#### Data listing

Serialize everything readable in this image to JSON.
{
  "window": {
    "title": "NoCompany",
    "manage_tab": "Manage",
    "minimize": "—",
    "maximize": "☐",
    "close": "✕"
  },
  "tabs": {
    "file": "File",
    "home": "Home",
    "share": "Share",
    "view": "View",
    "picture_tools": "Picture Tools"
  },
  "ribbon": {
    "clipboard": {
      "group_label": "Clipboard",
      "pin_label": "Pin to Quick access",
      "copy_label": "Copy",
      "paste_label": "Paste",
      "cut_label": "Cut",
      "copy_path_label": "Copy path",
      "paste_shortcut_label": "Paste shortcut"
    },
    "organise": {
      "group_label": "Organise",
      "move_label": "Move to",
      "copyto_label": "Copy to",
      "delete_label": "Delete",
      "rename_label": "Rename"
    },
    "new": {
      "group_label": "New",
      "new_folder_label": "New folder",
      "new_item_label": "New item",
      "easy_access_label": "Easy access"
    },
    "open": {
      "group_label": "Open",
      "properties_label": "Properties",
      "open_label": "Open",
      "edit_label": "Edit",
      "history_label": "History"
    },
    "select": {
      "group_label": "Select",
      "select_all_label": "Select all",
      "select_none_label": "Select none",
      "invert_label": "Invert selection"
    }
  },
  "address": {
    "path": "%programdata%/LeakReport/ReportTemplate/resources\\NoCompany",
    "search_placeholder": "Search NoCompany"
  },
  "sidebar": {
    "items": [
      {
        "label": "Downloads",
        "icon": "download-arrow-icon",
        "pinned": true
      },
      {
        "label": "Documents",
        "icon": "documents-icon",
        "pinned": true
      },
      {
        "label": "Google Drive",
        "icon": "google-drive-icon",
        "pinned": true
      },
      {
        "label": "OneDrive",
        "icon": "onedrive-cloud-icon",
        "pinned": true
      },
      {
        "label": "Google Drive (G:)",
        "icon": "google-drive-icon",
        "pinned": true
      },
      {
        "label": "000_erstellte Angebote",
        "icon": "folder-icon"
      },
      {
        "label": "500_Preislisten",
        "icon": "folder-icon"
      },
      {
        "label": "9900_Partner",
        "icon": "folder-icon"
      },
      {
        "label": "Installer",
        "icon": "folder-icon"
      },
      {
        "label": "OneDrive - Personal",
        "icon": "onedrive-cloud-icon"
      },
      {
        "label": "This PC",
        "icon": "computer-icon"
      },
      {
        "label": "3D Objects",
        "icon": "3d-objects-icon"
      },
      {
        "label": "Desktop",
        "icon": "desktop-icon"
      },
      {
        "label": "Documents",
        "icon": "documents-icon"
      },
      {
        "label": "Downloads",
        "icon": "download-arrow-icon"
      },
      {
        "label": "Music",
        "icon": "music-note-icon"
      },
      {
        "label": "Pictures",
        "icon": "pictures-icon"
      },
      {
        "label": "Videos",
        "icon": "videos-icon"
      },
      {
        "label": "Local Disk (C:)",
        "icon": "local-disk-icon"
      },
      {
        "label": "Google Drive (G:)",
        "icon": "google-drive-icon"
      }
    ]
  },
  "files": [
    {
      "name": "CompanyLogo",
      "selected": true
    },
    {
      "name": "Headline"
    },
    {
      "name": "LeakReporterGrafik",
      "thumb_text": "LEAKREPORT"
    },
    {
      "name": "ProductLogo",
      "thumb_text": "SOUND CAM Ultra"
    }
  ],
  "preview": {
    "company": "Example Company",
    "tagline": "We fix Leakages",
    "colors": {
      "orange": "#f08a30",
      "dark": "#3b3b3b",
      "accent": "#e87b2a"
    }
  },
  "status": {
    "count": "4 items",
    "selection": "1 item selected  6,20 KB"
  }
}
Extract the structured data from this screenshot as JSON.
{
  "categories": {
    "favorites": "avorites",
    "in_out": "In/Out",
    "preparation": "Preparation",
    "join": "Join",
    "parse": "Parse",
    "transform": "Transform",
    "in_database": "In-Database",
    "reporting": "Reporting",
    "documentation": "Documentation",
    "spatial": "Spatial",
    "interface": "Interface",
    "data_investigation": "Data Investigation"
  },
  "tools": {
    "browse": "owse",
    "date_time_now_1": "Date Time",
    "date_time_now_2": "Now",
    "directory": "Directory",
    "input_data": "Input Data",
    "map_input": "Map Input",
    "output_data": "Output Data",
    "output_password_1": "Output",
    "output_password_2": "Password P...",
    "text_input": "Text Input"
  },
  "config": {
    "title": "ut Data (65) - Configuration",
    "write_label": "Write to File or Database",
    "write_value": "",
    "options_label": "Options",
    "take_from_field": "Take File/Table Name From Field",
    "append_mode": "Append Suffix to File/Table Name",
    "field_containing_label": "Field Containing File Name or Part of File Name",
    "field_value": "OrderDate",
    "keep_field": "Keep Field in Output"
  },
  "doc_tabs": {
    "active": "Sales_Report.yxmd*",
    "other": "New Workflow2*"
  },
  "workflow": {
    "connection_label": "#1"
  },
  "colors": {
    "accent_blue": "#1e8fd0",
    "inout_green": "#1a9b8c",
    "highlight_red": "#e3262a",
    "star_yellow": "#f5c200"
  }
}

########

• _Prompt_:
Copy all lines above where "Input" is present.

• _Solution for this exercise_:
    "input_data": "Input Data",
    "map_input": "Map Input",
    "text_input": "Text Input"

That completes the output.